▸ **Information given**:
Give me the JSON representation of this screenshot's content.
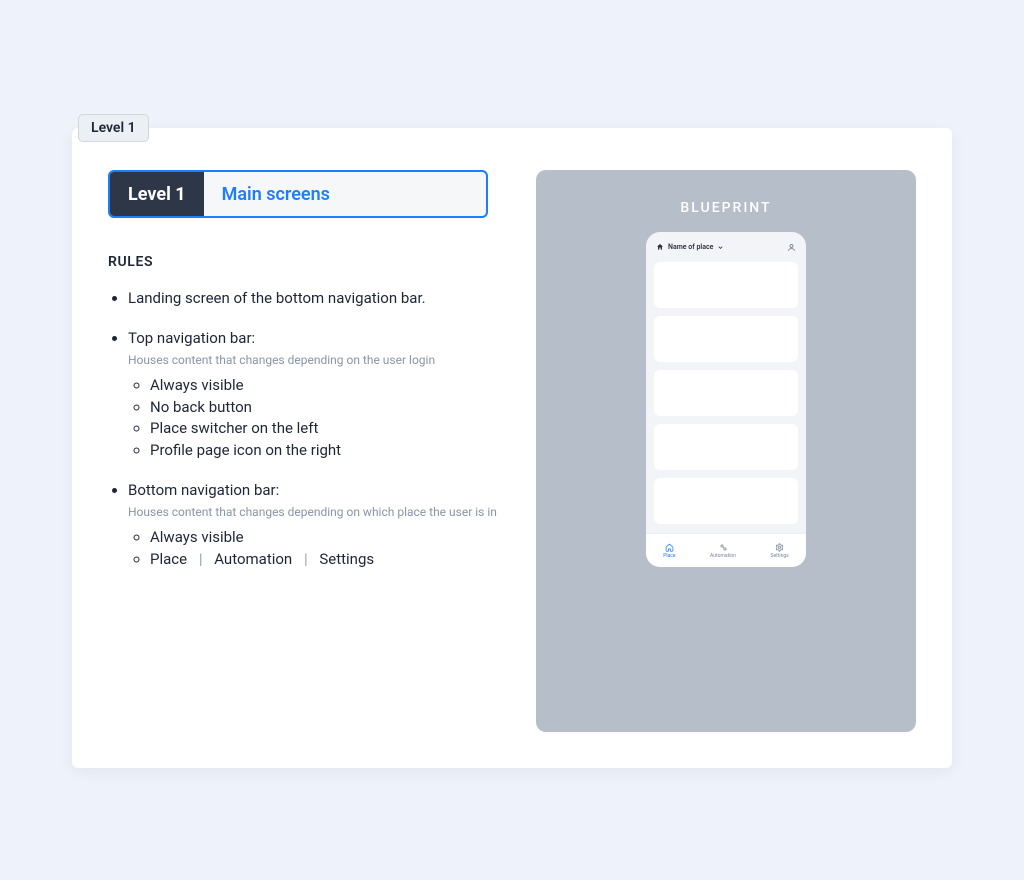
{
  "tag": "Level 1",
  "tabs": {
    "active": "Level 1",
    "secondary": "Main screens"
  },
  "rules_heading": "RULES",
  "rules": {
    "item1": "Landing screen of the bottom navigation bar.",
    "item2": {
      "title": "Top navigation bar:",
      "note": "Houses content that changes depending on the user login",
      "bullets": [
        "Always visible",
        "No back button",
        "Place switcher on the left",
        "Profile page icon on the right"
      ]
    },
    "item3": {
      "title": "Bottom navigation bar:",
      "note": "Houses content that changes depending on which place the user is in",
      "bullets_line1": "Always visible",
      "bullets_line2_parts": [
        "Place",
        "Automation",
        "Settings"
      ]
    }
  },
  "blueprint": {
    "title": "BLUEPRINT",
    "phone": {
      "place_label": "Name of place",
      "nav": {
        "place": "Place",
        "automation": "Automation",
        "settings": "Settings"
      }
    }
  }
}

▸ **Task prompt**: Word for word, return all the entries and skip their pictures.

▸ **Expected answer**:
Give me the JSON representation of this screenshot's content.
{
  "tag": "Level 1",
  "tabs": {
    "active": "Level 1",
    "secondary": "Main screens"
  },
  "rules_heading": "RULES",
  "rules": {
    "item1": "Landing screen of the bottom navigation bar.",
    "item2": {
      "title": "Top navigation bar:",
      "note": "Houses content that changes depending on the user login",
      "bullets": [
        "Always visible",
        "No back button",
        "Place switcher on the left",
        "Profile page icon on the right"
      ]
    },
    "item3": {
      "title": "Bottom navigation bar:",
      "note": "Houses content that changes depending on which place the user is in",
      "bullets_line1": "Always visible",
      "bullets_line2_parts": [
        "Place",
        "Automation",
        "Settings"
      ]
    }
  },
  "blueprint": {
    "title": "BLUEPRINT",
    "phone": {
      "place_label": "Name of place",
      "nav": {
        "place": "Place",
        "automation": "Automation",
        "settings": "Settings"
      }
    }
  }
}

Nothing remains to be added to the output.